For those who experienced the vituperation of the newspaper’s phalanx of right-wing commentators and editorialists, the contortions and back-flips of the Murdoch flagship have provided daily entertainment. The admixture of amusement and wonder at the newspaper’s predicament peaked with Saturday’s editorial in the Weekend Australian which moved seamlessly from sinking the boot into the left to calling for more civility in public debate.
The leader laid out the new political strategy designed to rewrite eleven years of right-wing dogmatism by the paper that dubs itself “The Heart of the Nation” (and which others have taken to calling “The A-se of the Nation”).
The strategy has two contradictory elements. From the moment it became plain that Labor would win the election, The Australian began to argue that a Rudd victory is in fact a victory for Howard. Rudd is not only a fiscal conservative, the paper maintains, but a “church-going, family-values social conservative”. He has so much in common with Howard that, despite appearances, the victory of Rudd is another defeat for the left.
Rudd Labor’s dramatic early breaks from Howard over Kyoto and the apology are, in the plastic minds of The Australian ’s editors, no grounds for celebration because they are mere symbols within broader moderate policies that eschew the demands of the left. Being moderate and reasonable itself, the newspaper can endorse these sensible moves.
Of course, to endorse Kyoto and the apology, which they violently opposed under Howard, the editors have each had to swallow a forgetfulness potion. But no matter; for a paper that takes itself so seriously, The Australian ’s hypocrisy has always had a special pungency.
In their hearts, however, the newspaper’s ideological warriors do not believe the story they tell their readers, which necessitates the second element of the strategy ─ a call for a new spirit of reconciliation and the restoration of civility to the national discourse.
In this, they are reminiscent of a group of bovver boys with steel-capped boots covered in blood who, after their victim pulls a gun, say “hey, let’s be reasonable and talk it through”. After years of vilifying those they deem enemies, The Australian ’s editors now declare that they can “respect our opponents even when we disagree with their ideas”.
Among their enemies, the editors of The Australian reserve a special loathing for Robert Manne. When they talk about “the left” they are usually thinking of the former editor of Quadrant . Much of the blood on their boots is his. Manne is all the more infuriating because he has never been cowed by them.

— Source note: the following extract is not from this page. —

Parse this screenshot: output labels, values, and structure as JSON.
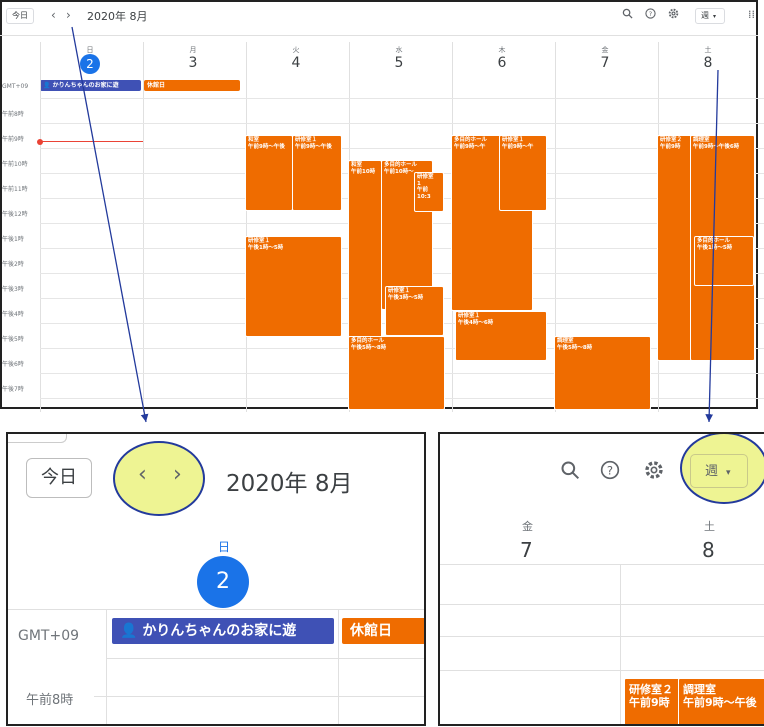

Unlike others who have understandably withered under the newspaper’s sledging, Australia’s foremost public intellectual has never mentally disintegrated.
The explanation for The Australian ’s Manne-hating is not hard to divine: his mode of public discourse is everything the newspaper’s is not – reasoned rather than dogmatic, eloquent rather than rancorous, urbane rather than cruel. In short, his moral integrity enrages the bovver boys at The Australian because it makes them feel ashamed.
After all, they were once young journalists with ideals.
Humbled by the new spirit of reconciliation, The Australian in its leader admitted, with masterful understatement, “we have not been above the odd ad hominem attack ourselves”.
Perhaps they were thinking of Mick Dodson who had dared to have a different opinion on Aboriginal housing policy. In September 2005, The Australian ran a front-page picture of his Canberra house claiming that he wanted to deny other Aborigines the chance to live the comfortable life he enjoys. Dodson said he feared for the safety of his children.
The “odd ad hominem attack” has taken the form of defamatory accusations designed to destroy reputations. When Howard ruled, The Australian ’s editorial team could bray about their latest foray into character assassination. Rudd now rules but, hey, we can all forgive and forget, can’t we?